[TASK DIRECTIONS]
Keep only the lines of the listing that include the word "date", and copy them.

[MATERIAL TO PROCESS]
-.-.-

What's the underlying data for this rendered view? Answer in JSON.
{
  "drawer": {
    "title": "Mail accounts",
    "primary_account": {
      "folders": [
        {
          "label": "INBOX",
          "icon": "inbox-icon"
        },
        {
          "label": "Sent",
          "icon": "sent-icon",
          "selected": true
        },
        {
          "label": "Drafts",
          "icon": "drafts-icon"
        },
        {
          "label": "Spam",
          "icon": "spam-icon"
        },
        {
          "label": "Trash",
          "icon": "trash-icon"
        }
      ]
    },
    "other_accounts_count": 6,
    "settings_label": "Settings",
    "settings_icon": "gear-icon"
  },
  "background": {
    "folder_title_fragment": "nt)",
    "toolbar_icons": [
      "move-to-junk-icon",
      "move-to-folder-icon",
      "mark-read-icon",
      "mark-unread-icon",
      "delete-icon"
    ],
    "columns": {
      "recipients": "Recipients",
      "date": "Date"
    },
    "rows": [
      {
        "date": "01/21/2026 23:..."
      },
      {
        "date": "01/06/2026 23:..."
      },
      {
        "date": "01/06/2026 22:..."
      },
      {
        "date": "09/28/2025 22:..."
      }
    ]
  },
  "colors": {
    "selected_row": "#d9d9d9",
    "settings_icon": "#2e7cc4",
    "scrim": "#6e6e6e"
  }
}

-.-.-

[FINISHED TASK]
      "date": "Date"
        "date": "01/21/2026 23:..."
        "date": "01/06/2026 23:..."
        "date": "01/06/2026 22:..."
        "date": "09/28/2025 22:..."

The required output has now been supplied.